(Entries supplied)

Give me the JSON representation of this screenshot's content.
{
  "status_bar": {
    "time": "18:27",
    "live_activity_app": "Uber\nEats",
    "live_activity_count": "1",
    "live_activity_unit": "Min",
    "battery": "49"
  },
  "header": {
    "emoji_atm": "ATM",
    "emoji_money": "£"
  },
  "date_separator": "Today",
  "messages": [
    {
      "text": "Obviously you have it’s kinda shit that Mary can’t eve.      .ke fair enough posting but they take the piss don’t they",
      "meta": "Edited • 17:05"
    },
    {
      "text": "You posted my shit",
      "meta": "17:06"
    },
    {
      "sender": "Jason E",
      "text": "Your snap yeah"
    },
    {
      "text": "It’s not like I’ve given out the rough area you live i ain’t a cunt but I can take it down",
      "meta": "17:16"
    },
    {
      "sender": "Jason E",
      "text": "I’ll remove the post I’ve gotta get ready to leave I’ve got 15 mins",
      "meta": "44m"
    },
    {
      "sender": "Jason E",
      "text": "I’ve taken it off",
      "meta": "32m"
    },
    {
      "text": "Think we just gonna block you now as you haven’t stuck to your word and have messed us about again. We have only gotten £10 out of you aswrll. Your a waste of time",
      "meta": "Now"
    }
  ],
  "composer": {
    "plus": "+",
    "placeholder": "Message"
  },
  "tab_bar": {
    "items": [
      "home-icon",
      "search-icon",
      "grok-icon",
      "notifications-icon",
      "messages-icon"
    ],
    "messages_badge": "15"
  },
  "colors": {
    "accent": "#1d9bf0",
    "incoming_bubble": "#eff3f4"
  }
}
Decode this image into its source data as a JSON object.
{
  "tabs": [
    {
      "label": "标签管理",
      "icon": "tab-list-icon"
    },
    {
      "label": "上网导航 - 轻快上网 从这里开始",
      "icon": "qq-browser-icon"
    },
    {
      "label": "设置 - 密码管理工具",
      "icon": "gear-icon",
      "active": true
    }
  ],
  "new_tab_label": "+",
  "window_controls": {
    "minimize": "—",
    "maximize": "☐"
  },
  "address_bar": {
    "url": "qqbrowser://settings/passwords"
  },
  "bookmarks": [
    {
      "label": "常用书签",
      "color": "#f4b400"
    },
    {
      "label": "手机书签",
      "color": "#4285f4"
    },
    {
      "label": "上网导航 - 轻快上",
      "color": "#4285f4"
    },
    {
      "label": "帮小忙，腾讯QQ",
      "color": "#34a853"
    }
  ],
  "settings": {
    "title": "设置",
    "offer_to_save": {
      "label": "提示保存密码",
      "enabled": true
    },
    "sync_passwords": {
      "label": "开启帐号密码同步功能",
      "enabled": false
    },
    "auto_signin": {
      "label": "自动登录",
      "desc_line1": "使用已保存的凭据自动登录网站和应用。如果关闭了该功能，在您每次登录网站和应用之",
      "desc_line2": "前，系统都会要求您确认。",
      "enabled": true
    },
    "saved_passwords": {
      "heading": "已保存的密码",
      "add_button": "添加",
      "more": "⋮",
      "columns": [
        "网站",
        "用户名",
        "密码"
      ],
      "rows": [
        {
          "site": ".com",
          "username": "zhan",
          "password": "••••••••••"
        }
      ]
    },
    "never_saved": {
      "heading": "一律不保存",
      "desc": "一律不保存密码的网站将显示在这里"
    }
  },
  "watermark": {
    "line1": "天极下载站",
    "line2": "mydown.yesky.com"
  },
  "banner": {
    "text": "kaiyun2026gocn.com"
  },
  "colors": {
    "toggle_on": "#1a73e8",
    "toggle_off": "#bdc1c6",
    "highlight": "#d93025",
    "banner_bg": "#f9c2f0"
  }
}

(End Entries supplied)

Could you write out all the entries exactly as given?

[Answer space]
Give me the JSON representation of this screenshot's content.
{
  "status_bar": {
    "time": "18:27",
    "live_activity_app": "Uber\nEats",
    "live_activity_count": "1",
    "live_activity_unit": "Min",
    "battery": "49"
  },
  "header": {
    "emoji_atm": "ATM",
    "emoji_money": "£"
  },
  "date_separator": "Today",
  "messages": [
    {
      "text": "Obviously you have it’s kinda shit that Mary can’t eve.      .ke fair enough posting but they take the piss don’t they",
      "meta": "Edited • 17:05"
    },
    {
      "text": "You posted my shit",
      "meta": "17:06"
    },
    {
      "sender": "Jason E",
      "text": "Your snap yeah"
    },
    {
      "text": "It’s not like I’ve given out the rough area you live i ain’t a cunt but I can take it down",
      "meta": "17:16"
    },
    {
      "sender": "Jason E",
      "text": "I’ll remove the post I’ve gotta get ready to leave I’ve got 15 mins",
      "meta": "44m"
    },
    {
      "sender": "Jason E",
      "text": "I’ve taken it off",
      "meta": "32m"
    },
    {
      "text": "Think we just gonna block you now as you haven’t stuck to your word and have messed us about again. We have only gotten £10 out of you aswrll. Your a waste of time",
      "meta": "Now"
    }
  ],
  "composer": {
    "plus": "+",
    "placeholder": "Message"
  },
  "tab_bar": {
    "items": [
      "home-icon",
      "search-icon",
      "grok-icon",
      "notifications-icon",
      "messages-icon"
    ],
    "messages_badge": "15"
  },
  "colors": {
    "accent": "#1d9bf0",
    "incoming_bubble": "#eff3f4"
  }
}
Decode this image into its source data as a JSON object.
{
  "tabs": [
    {
      "label": "标签管理",
      "icon": "tab-list-icon"
    },
    {
      "label": "上网导航 - 轻快上网 从这里开始",
      "icon": "qq-browser-icon"
    },
    {
      "label": "设置 - 密码管理工具",
      "icon": "gear-icon",
      "active": true
    }
  ],
  "new_tab_label": "+",
  "window_controls": {
    "minimize": "—",
    "maximize": "☐"
  },
  "address_bar": {
    "url": "qqbrowser://settings/passwords"
  },
  "bookmarks": [
    {
      "label": "常用书签",
      "color": "#f4b400"
    },
    {
      "label": "手机书签",
      "color": "#4285f4"
    },
    {
      "label": "上网导航 - 轻快上",
      "color": "#4285f4"
    },
    {
      "label": "帮小忙，腾讯QQ",
      "color": "#34a853"
    }
  ],
  "settings": {
    "title": "设置",
    "offer_to_save": {
      "label": "提示保存密码",
      "enabled": true
    },
    "sync_passwords": {
      "label": "开启帐号密码同步功能",
      "enabled": false
    },
    "auto_signin": {
      "label": "自动登录",
      "desc_line1": "使用已保存的凭据自动登录网站和应用。如果关闭了该功能，在您每次登录网站和应用之",
      "desc_line2": "前，系统都会要求您确认。",
      "enabled": true
    },
    "saved_passwords": {
      "heading": "已保存的密码",
      "add_button": "添加",
      "more": "⋮",
      "columns": [
        "网站",
        "用户名",
        "密码"
      ],
      "rows": [
        {
          "site": ".com",
          "username": "zhan",
          "password": "••••••••••"
        }
      ]
    },
    "never_saved": {
      "heading": "一律不保存",
      "desc": "一律不保存密码的网站将显示在这里"
    }
  },
  "watermark": {
    "line1": "天极下载站",
    "line2": "mydown.yesky.com"
  },
  "banner": {
    "text": "kaiyun2026gocn.com"
  },
  "colors": {
    "toggle_on": "#1a73e8",
    "toggle_off": "#bdc1c6",
    "highlight": "#d93025",
    "banner_bg": "#f9c2f0"
  }
}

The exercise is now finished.